So the question remains: Why the continuing fuss over a guy who starred in only three pictures (none of them an indisputable classic) before dying at age 24? The James Dean 35th Anniversary Collection, Warner’s new boxed-set release of Dean’s complete screen oeuvre (in nicely restored versions), provides something of an answer. Forget all the critical blather about rebellion, alienation, innovative acting, and even the tragedy of youth struck down in its prime. The real reason Dean’s presence still looms so powerfully is purely visual: Unlike that of any other star, from Mary Pickford to Prince, Dean’s look refuses to date. However you categorize it — macho/sensitive, intellectual/delinquent — it remains the essence of cool.
For Dean, then, style was content. So it comes as a pleasant shock to re-view the films and find they still have some substance beyond the Look, substance that’s done considerable justice in these new video versions. All three features have been greatly cleaned up, a big improvement over their earlier video versions. The major finds here, in the case of East of Eden (the Oedipal drama that was Dean’s breakthrough) and Rebel Without a Cause (the youth film that cemented his image), are authentic stereo soundtracks unavailable since the films’ original releases.
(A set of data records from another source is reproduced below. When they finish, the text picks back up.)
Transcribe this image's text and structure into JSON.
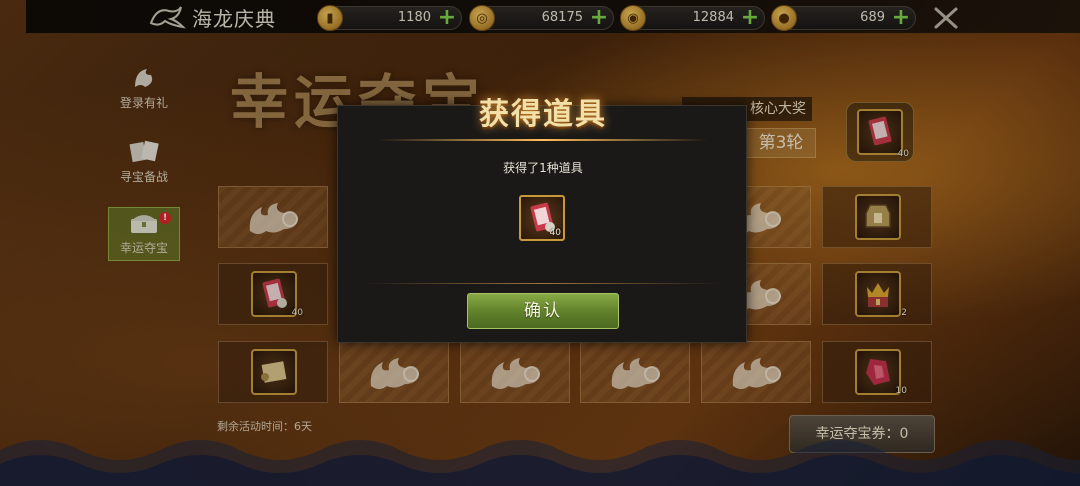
{
  "header": {
    "title": "海龙庆典",
    "currencies": [
      {
        "icon": "card-currency-icon",
        "value": "1180"
      },
      {
        "icon": "swirl-coin-icon",
        "value": "68175"
      },
      {
        "icon": "gold-ingot-icon",
        "value": "12884"
      },
      {
        "icon": "gold-coin-icon",
        "value": "689"
      }
    ]
  },
  "sidebar": {
    "items": [
      {
        "label": "登录有礼",
        "icon": "dragon-emblem-icon",
        "active": false
      },
      {
        "label": "寻宝备战",
        "icon": "cards-icon",
        "active": false
      },
      {
        "label": "幸运夺宝",
        "icon": "treasure-chest-icon",
        "active": true,
        "badge": "!"
      }
    ]
  },
  "banner": {
    "title": "幸运夺宝",
    "prize_label": "核心大奖",
    "round_label": "第3轮",
    "prize_count": "40"
  },
  "grid": {
    "cells": [
      {
        "type": "hidden"
      },
      {
        "type": "hidden"
      },
      {
        "type": "hidden"
      },
      {
        "type": "hidden"
      },
      {
        "type": "hidden"
      },
      {
        "type": "item",
        "icon": "lantern-icon",
        "count": ""
      },
      {
        "type": "item",
        "icon": "skill-card-icon",
        "count": "40"
      },
      {
        "type": "hidden"
      },
      {
        "type": "hidden"
      },
      {
        "type": "hidden"
      },
      {
        "type": "hidden"
      },
      {
        "type": "item",
        "icon": "crown-chest-icon",
        "count": "2"
      },
      {
        "type": "item",
        "icon": "scroll-icon",
        "count": ""
      },
      {
        "type": "hidden"
      },
      {
        "type": "hidden"
      },
      {
        "type": "hidden"
      },
      {
        "type": "hidden"
      },
      {
        "type": "item",
        "icon": "gem-box-icon",
        "count": "10"
      }
    ]
  },
  "footer": {
    "remaining_time": "剩余活动时间：6天",
    "ticket_label": "幸运夺宝券：0"
  },
  "modal": {
    "title": "获得道具",
    "message": "获得了1种道具",
    "item_icon": "skill-card-icon",
    "item_count": "40",
    "confirm_label": "确认"
  },
  "colors": {
    "accent_green": "#7fb33a",
    "gold": "#c69a3c",
    "title_glow": "#f3dfa8"
  }
}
Both of these, featuring dramatic modernist scores by the underrated Leonard Rosenman, are appropriately lush and help restore a sense of the wide-screen scale that’s lost on videocassette. (The forthcoming videodisc versions will be ”letterboxed,” with the full wide-screen picture sandwiched between black bars.) Giant, the most conventional but visually spectacular and funny of the batch, is, alas, only in simulated stereo — it was originally released in mono.
Completing the set is Forever James Dean, a superficial documentary whose insights are summed up by its early-’80s New Wave-style theme song, ”American Rebel.” Even this tape has its moments, however, including some priceless footage of a pre-stardom Dean doing a Pepsi commercial.
In all, the package is a splendid advertisement for the uses of home video; short of a well-equipped revival theater in your neighborhood, it’s unlikely you could experience these pictures (and their star’s apparently timeless appeal) any more effectively. A-